Stored data entries
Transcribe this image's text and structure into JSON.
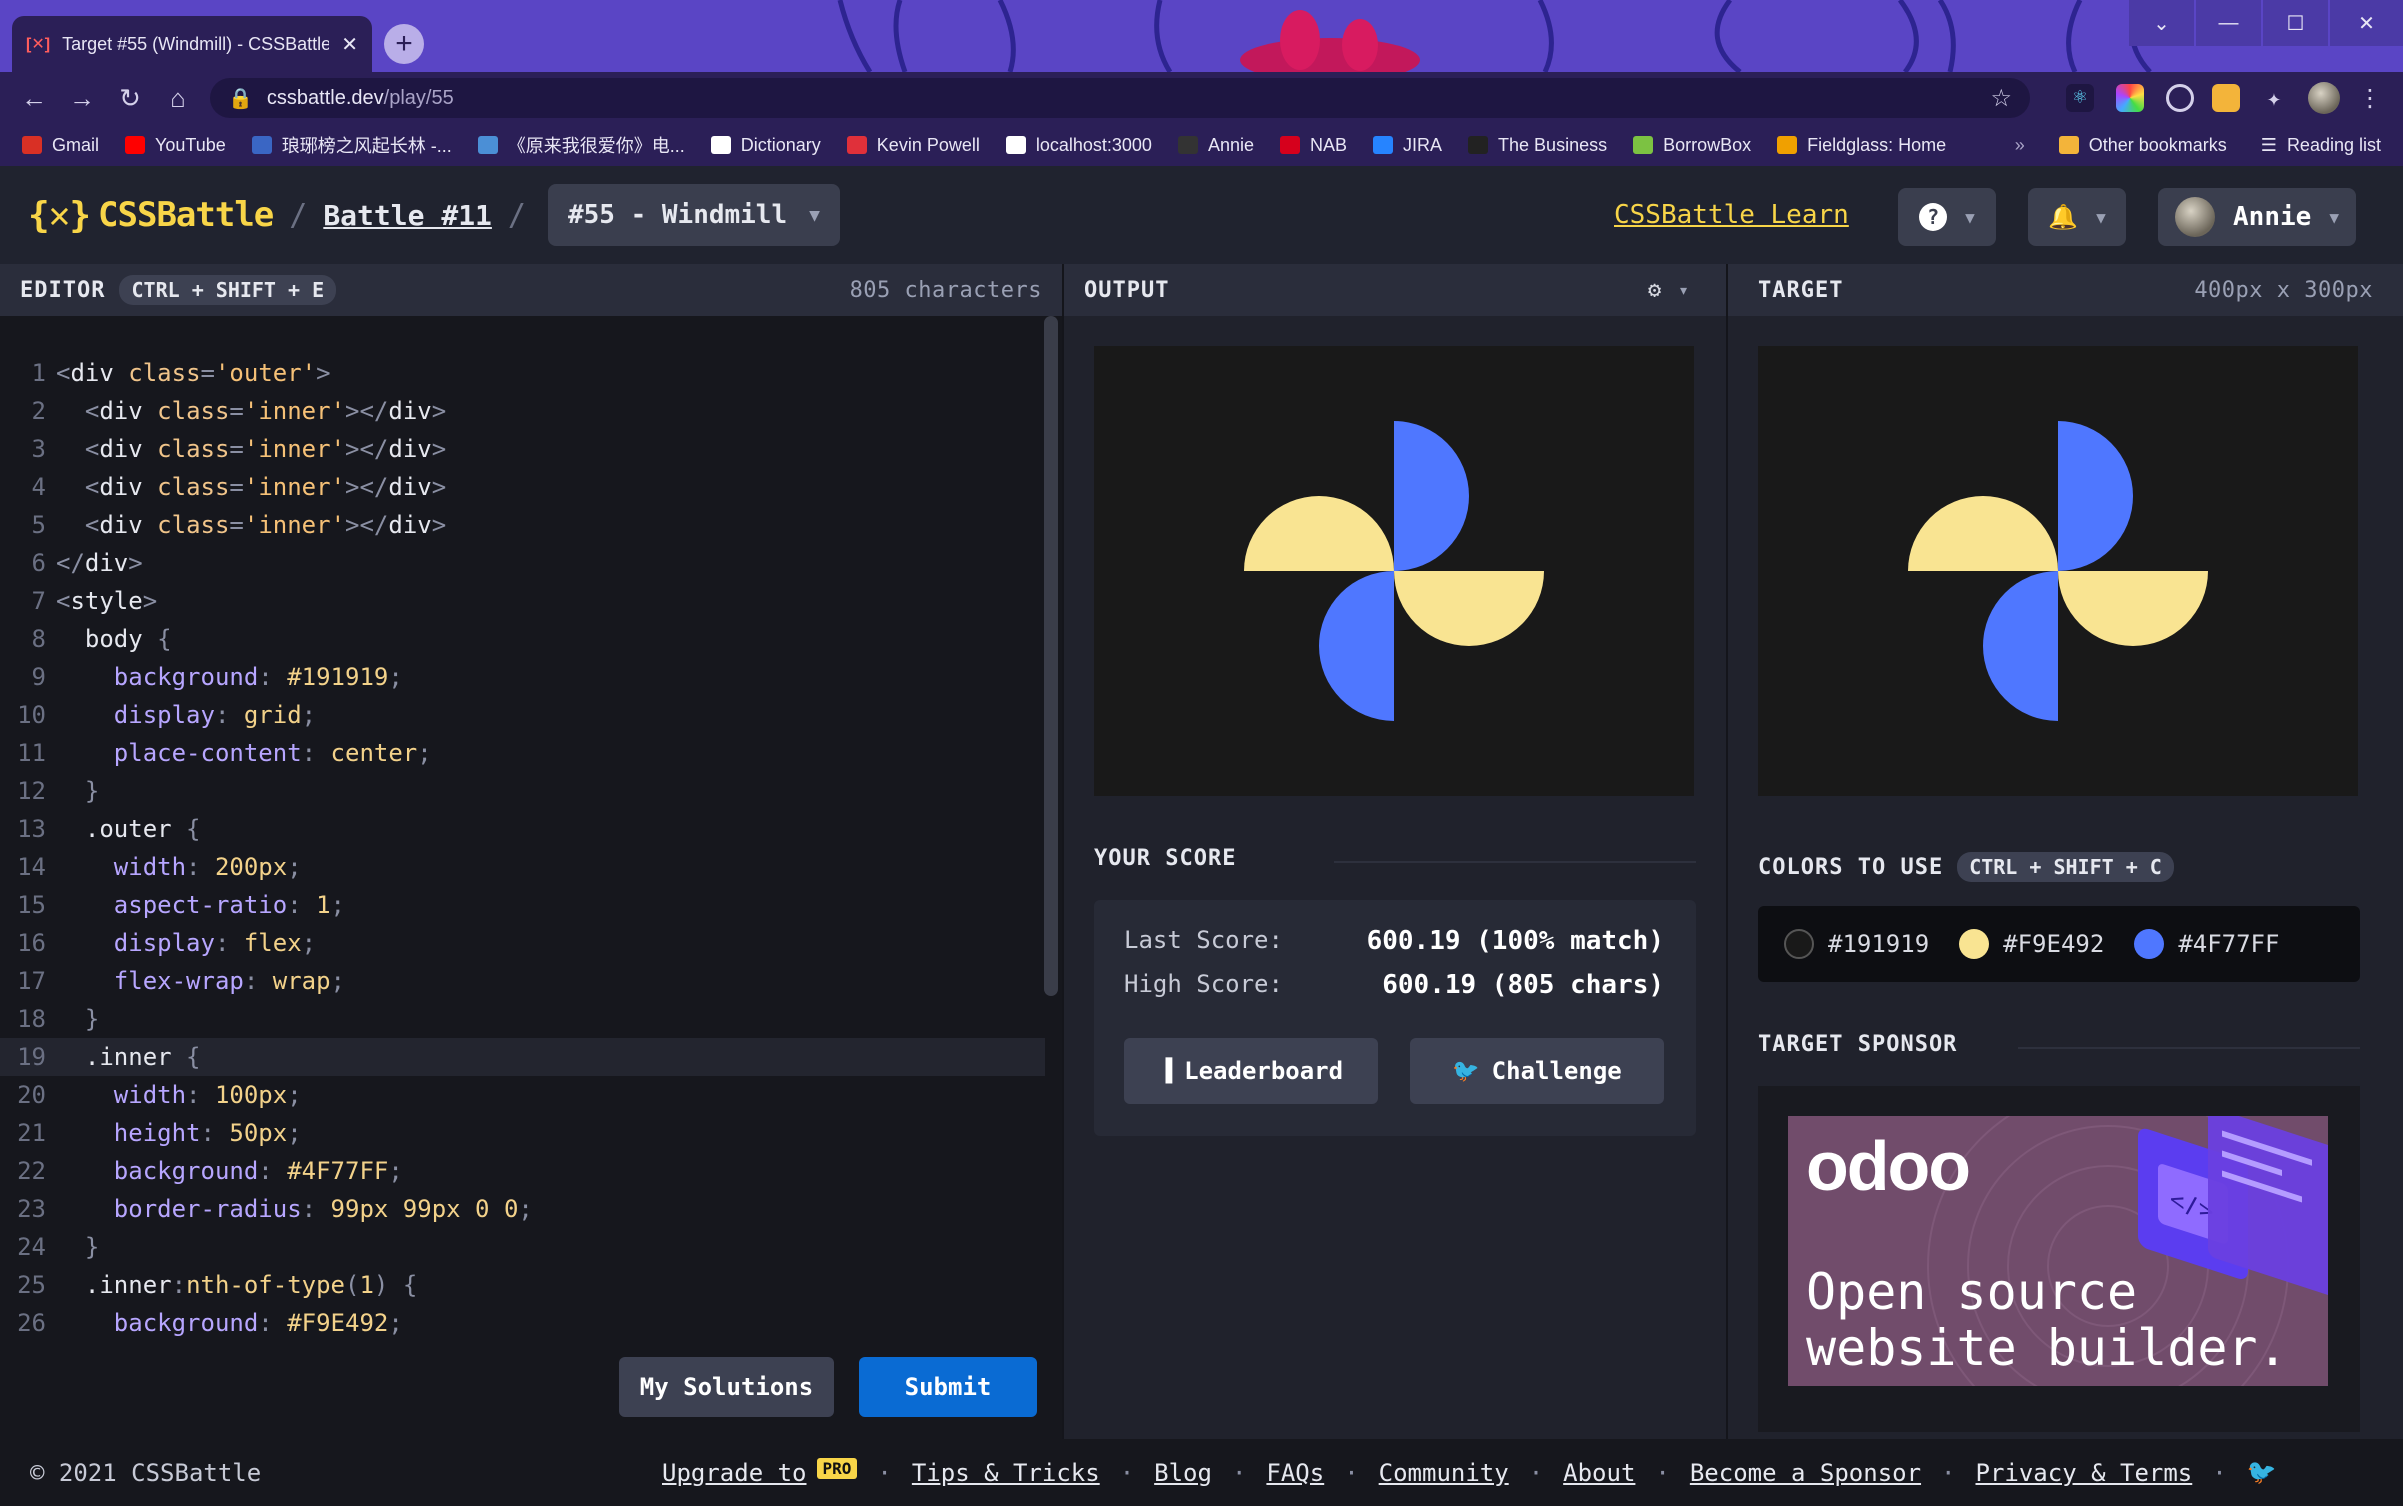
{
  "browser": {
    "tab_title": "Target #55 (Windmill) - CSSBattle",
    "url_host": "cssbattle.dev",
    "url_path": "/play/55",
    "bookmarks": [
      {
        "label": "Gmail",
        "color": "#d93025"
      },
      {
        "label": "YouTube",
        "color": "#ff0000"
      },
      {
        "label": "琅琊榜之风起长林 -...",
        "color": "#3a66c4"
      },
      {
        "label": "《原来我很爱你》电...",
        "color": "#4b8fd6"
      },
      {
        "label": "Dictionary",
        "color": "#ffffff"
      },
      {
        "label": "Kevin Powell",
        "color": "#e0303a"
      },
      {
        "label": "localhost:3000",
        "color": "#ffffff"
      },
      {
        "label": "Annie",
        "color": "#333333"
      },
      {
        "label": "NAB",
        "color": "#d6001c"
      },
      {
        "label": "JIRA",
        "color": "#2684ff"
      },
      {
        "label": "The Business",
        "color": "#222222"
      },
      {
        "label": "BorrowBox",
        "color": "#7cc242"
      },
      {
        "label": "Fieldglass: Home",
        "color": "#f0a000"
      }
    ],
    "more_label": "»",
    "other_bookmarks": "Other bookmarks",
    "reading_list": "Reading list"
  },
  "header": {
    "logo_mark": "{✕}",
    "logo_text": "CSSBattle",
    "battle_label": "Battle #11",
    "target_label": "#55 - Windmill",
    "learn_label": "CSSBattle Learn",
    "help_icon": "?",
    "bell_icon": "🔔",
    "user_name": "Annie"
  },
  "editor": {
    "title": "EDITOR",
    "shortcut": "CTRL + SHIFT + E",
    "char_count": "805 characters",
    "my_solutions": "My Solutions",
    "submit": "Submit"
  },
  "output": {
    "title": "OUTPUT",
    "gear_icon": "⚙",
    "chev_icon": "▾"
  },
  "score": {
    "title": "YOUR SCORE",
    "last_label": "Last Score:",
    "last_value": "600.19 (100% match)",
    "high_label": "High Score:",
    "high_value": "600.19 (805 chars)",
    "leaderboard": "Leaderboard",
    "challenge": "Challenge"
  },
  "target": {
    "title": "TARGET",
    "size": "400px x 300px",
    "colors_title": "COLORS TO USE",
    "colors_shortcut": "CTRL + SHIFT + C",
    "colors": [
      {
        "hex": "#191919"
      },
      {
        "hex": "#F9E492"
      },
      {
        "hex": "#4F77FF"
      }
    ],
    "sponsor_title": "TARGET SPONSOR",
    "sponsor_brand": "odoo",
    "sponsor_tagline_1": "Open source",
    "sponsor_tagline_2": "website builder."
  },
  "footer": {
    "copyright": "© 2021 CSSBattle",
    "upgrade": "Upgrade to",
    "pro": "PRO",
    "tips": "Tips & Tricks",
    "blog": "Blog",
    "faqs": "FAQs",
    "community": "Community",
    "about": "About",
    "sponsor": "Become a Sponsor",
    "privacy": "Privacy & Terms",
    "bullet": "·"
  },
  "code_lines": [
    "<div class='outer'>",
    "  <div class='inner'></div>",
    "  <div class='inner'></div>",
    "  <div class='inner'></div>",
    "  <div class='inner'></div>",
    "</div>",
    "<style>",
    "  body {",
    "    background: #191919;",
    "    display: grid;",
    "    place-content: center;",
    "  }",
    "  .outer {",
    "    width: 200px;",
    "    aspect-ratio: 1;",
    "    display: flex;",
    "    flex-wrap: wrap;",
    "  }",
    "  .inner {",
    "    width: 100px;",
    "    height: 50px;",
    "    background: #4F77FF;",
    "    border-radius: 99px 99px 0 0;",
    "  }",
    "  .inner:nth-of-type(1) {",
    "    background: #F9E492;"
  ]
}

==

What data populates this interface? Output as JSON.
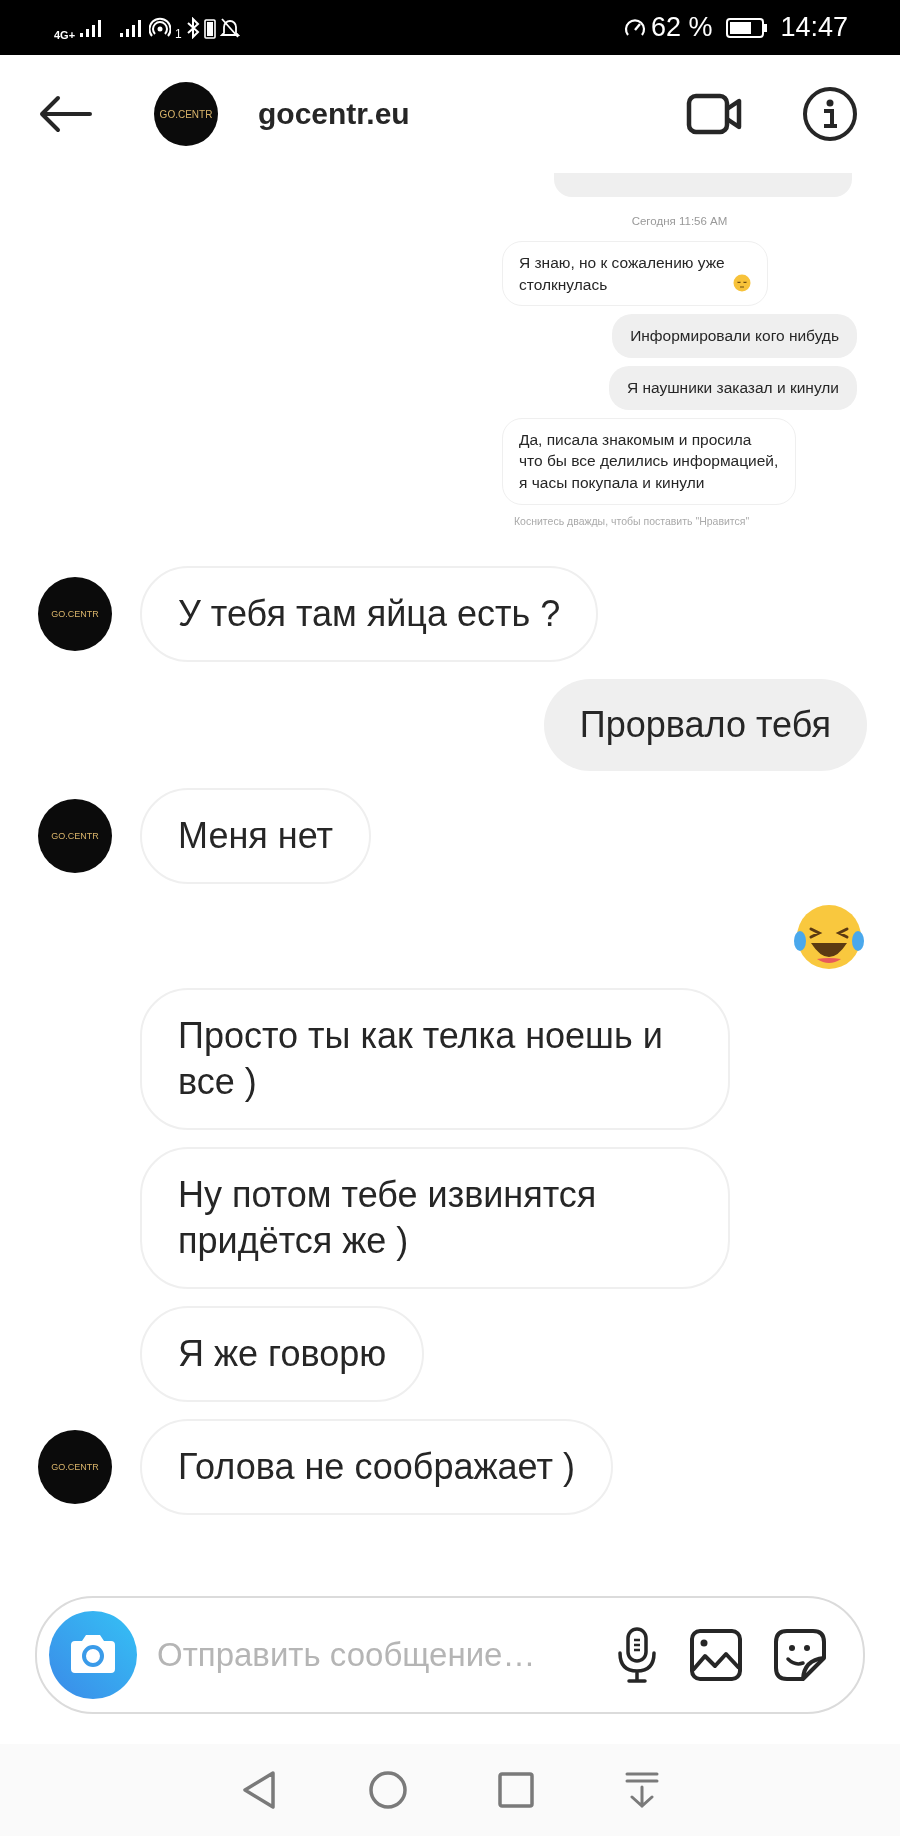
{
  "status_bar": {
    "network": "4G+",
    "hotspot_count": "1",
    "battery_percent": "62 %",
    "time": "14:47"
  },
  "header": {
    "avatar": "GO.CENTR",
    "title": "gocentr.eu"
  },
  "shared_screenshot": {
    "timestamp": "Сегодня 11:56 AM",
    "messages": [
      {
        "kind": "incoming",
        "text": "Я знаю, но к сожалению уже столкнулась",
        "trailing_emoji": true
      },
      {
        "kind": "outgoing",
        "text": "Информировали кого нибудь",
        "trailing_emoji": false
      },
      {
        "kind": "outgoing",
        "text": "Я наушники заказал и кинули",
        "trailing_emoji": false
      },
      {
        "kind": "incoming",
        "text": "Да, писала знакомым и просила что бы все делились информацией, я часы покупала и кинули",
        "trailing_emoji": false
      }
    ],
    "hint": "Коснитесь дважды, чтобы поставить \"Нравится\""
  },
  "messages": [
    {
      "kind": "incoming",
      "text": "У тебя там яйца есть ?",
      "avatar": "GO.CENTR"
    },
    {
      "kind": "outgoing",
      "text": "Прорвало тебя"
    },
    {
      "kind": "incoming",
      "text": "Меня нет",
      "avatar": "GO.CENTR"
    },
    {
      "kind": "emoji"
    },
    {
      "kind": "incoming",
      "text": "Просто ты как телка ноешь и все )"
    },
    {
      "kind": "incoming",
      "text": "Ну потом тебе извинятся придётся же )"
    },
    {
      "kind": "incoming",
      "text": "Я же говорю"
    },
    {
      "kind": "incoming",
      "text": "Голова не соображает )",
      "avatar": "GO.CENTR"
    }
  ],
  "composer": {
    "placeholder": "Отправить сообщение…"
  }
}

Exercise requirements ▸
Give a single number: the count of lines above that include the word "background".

Written answer ▸
3